[DATASET CONTENT — start]

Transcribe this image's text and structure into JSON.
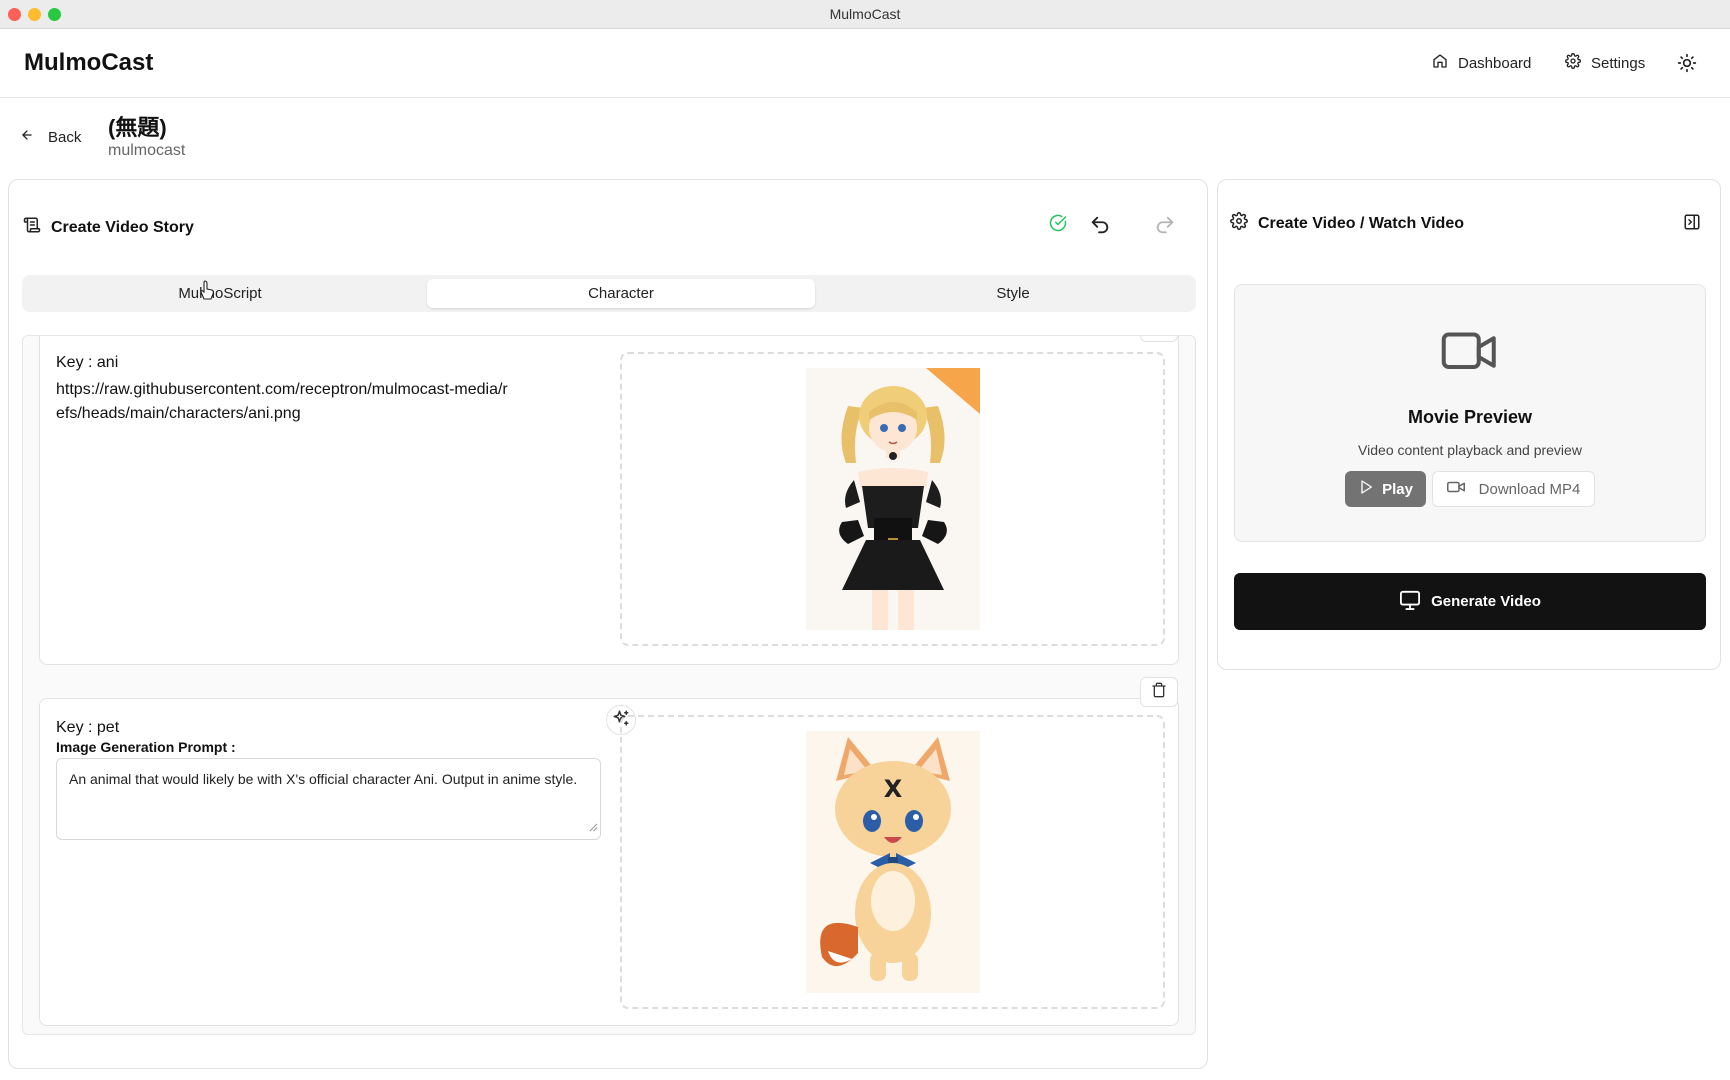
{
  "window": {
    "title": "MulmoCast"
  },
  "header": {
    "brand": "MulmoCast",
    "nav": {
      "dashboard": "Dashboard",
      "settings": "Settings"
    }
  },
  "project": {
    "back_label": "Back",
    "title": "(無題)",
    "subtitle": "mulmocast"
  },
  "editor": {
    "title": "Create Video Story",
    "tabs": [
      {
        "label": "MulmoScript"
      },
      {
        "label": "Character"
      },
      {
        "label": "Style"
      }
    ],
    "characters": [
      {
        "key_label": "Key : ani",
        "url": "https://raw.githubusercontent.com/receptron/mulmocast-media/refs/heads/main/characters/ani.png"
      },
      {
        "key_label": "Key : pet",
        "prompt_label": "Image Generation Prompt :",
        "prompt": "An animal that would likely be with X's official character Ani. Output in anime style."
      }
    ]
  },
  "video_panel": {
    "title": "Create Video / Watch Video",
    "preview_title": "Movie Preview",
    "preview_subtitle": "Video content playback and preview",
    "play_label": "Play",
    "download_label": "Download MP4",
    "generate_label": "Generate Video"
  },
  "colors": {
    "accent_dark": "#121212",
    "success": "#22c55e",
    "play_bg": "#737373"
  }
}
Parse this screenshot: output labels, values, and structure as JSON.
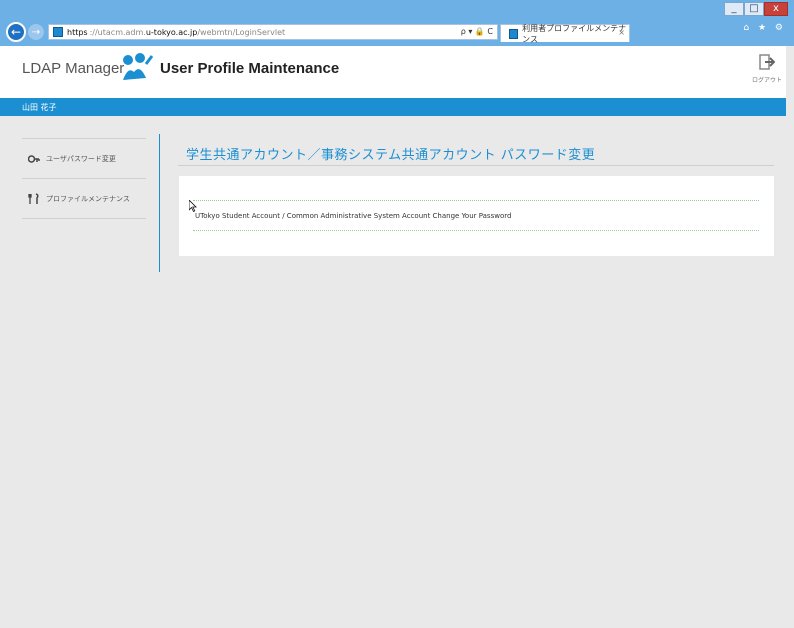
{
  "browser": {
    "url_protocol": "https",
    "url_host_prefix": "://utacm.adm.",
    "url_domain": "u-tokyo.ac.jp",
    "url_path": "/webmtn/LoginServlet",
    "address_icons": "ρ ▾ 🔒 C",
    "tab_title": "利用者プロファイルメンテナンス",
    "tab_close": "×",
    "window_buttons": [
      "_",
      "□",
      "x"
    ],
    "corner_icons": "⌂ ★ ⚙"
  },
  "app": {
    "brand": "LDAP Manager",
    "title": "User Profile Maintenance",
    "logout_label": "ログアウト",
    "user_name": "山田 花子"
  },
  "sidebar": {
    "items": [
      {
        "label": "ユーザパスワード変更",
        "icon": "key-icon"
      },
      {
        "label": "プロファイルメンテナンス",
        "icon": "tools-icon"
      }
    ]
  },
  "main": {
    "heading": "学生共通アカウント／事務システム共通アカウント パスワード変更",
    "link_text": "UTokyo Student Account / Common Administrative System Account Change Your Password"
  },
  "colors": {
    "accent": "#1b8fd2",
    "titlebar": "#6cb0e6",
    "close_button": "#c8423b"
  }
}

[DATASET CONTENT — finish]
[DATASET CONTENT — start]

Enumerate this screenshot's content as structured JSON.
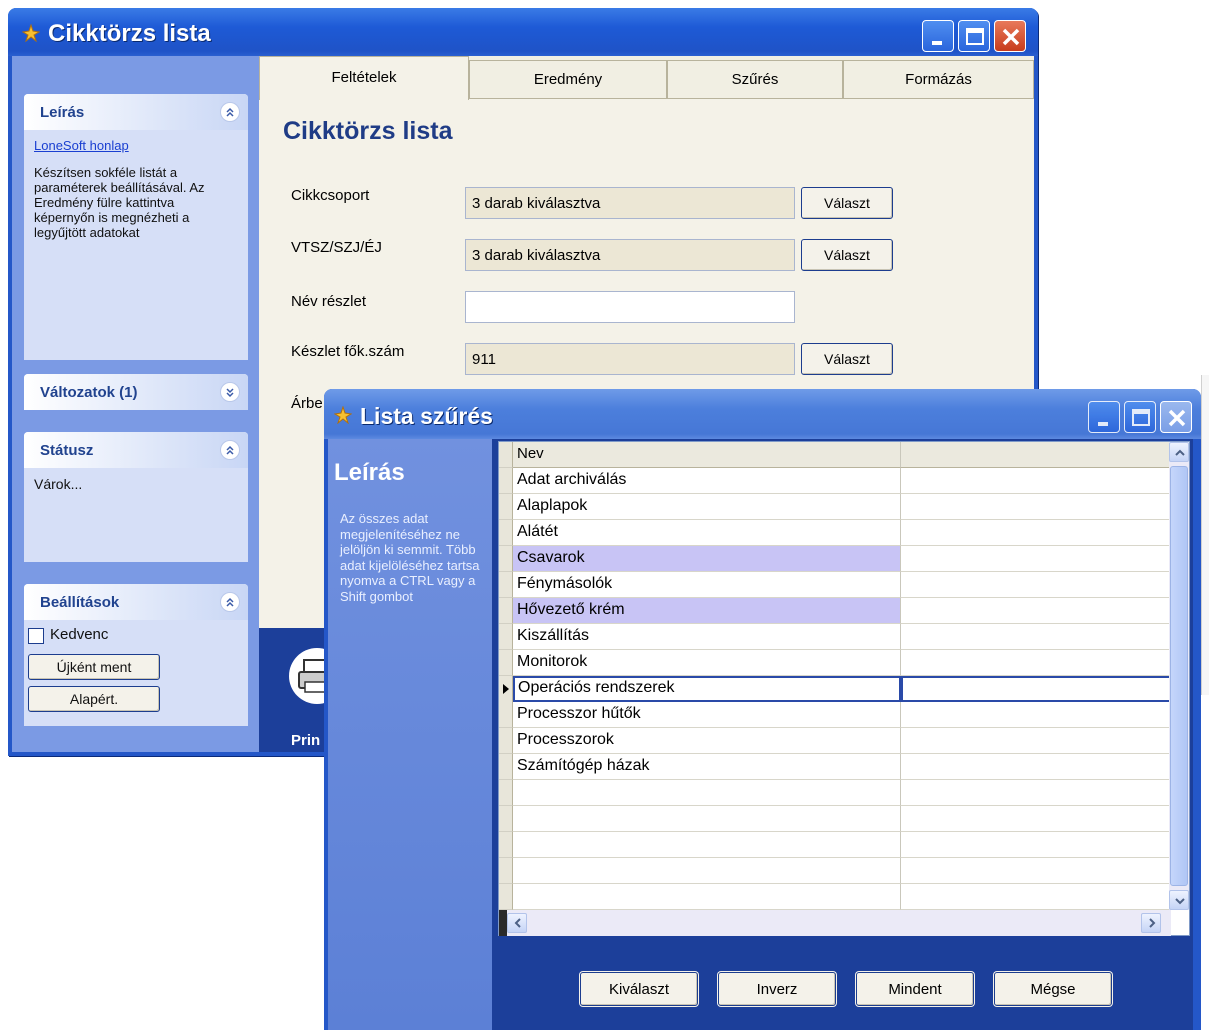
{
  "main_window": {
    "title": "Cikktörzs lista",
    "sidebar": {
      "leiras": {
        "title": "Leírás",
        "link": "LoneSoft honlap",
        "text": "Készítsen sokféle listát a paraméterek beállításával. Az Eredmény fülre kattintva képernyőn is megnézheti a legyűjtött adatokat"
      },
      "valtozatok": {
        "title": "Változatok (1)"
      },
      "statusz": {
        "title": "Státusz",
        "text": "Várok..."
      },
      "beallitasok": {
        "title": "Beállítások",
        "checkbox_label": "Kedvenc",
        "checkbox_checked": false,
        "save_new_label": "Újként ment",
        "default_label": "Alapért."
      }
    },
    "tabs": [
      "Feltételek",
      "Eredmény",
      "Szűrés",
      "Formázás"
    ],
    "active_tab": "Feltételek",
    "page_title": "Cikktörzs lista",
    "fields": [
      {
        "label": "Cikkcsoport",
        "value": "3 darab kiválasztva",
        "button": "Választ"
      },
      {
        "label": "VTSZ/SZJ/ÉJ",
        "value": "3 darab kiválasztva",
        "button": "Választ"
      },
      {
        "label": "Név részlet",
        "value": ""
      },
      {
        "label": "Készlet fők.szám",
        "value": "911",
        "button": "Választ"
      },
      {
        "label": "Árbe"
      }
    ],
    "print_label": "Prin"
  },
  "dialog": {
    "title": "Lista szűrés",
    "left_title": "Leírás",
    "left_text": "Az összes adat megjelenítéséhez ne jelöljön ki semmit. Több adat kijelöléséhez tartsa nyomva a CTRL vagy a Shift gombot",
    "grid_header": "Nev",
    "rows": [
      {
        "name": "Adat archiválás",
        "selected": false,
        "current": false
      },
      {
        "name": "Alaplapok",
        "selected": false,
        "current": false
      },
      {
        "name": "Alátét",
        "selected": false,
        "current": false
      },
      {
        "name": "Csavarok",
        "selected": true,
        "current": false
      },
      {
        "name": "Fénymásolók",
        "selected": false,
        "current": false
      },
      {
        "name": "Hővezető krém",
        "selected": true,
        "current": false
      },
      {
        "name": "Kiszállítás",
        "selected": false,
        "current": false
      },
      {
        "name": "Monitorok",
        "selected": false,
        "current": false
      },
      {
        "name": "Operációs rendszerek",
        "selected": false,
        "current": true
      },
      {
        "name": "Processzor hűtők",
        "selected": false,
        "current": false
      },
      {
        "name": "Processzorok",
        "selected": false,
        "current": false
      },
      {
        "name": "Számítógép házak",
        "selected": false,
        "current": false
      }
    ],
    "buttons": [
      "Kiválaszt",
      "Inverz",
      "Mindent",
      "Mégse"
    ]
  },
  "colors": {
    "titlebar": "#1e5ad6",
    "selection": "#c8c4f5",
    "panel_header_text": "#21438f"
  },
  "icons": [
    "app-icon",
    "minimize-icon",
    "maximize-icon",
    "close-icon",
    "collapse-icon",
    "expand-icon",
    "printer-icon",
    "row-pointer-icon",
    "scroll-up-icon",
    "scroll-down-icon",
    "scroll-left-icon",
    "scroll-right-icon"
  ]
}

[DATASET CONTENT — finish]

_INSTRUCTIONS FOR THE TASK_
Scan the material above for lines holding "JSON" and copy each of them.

_OUTPUT FOR THIS EXERCISE_
Transcribe this image's text and structure into JSON.
Parse this screenshot: output labels, values, and structure as JSON.
Enumerate this screenshot's content as structured JSON.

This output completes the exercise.